As a result of the U.S. Federal Reserve's announcement that it has turned a corner in its fight against inflation, markets gained confidence that the end of its rate-hiking campaign is near.
Investors took a dovish hint from Fed Chair Jerome Powell's words on Wednesday that "the disinflationary process has started" in the world's largest economy, even though he also indicated that interest rates would continue to rise and that rate cuts were not imminent.
Wednesday's Fed statement, which followed the conclusion of a two-day policy meeting in which policymakers decided to raise interest rates by 25 basis points, represented the central bank's first explicit acknowledgement of decelerating inflation.
Following Powell's speech, the dollar plummeted, and the U.S. dollar index sank to a nine-month low of 100.80 versus a basket of currencies.
It was last down 0.12% at 100.83, dropping by over 1% on Wednesday.
Ray Attrill, head of FX strategy at National Australia Bank, stated, "It was very much a sort of relief ... that there was nothing there to seriously challenge the market's prevailing view" (NAB).
"(Powell) said that rates will have to be restrictive for some time, but that doesn't dissuade the market from saying some time might be six months, rather than two years."
The Australian dollar rose to a fresh eight-month high of $0.7158 in early Asia trade on Thursday, following a 1.2% increase in the previous session.
The dollar declined 0.55 per cent against the yen to 128.21.
The kiwi rose more than 1 per cent on Wednesday and last traded at $0.6523, up 0.25 per cent.
The stage is now set for the European Central Bank (ECB) and the Bank of England (BoE) to announce their rate decisions later on Thursday, with both expected to increase rates by 50 basis points (bp).
The euro reached a 10-month high of $1.1034 on Thursday after gaining 1.2% in the previous session, while the sterling was last up 0.19% at $1.2399.
"The risk is that we receive a hawkish 50 from the ECB and a dovish 50 from the Bank of England," said NAB's Attrill. "This could create some volatility."
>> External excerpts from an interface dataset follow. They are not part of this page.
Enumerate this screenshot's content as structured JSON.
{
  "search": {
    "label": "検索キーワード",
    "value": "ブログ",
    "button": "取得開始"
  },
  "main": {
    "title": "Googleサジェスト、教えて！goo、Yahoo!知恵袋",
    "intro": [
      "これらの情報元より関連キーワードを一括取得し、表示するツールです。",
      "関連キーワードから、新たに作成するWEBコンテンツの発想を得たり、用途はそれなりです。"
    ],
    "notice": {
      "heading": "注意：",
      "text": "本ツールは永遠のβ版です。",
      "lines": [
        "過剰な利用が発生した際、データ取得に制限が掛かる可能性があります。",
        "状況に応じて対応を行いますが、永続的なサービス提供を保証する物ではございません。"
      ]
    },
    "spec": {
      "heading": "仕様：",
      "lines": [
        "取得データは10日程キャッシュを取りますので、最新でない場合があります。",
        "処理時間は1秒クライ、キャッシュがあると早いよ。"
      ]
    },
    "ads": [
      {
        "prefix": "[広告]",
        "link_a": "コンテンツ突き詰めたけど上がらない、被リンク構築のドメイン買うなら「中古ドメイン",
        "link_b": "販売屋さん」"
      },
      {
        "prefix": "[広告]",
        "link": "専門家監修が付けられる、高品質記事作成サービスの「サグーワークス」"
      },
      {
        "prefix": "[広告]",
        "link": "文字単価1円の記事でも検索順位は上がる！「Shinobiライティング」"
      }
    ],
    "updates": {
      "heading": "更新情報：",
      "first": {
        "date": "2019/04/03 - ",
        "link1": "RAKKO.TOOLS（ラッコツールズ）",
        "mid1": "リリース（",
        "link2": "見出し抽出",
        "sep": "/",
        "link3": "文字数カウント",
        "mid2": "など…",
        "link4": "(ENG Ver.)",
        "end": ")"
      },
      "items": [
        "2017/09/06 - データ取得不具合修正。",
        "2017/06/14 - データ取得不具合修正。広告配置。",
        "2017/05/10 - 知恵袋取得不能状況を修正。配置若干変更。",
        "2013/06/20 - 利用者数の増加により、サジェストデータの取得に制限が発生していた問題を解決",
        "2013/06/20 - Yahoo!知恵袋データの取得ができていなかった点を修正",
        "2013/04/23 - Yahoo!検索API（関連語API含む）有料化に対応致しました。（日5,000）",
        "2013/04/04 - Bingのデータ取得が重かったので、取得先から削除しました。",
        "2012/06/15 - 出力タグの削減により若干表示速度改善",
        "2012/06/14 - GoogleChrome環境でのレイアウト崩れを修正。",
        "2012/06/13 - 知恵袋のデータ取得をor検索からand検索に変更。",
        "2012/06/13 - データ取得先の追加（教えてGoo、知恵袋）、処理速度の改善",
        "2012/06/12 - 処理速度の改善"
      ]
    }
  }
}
According to data released on Wednesday, inflation in the Eurozone slowed for a third consecutive month in January. Still, any respite for the ECB may be limited as the underlying price rise remains stable, and concerns have already been raised about the accuracy of the estimates.
Attrill stated, "I don't think that's going to influence the messaging from the ECB, which I think is still going to be that (they've) got a lot to do,"
Friday's nonfarm payrolls report will be the next test of the Fed's fight against inflation in the United States, despite Wednesday's JOLTS report showing an unexpected increase in job vacancies in December, indicating a still-tight labour market.
The markets now anticipate that the Fed funds rate will peak at just below 4.9% in June, as opposed to earlier predictions of a high of just below 5%.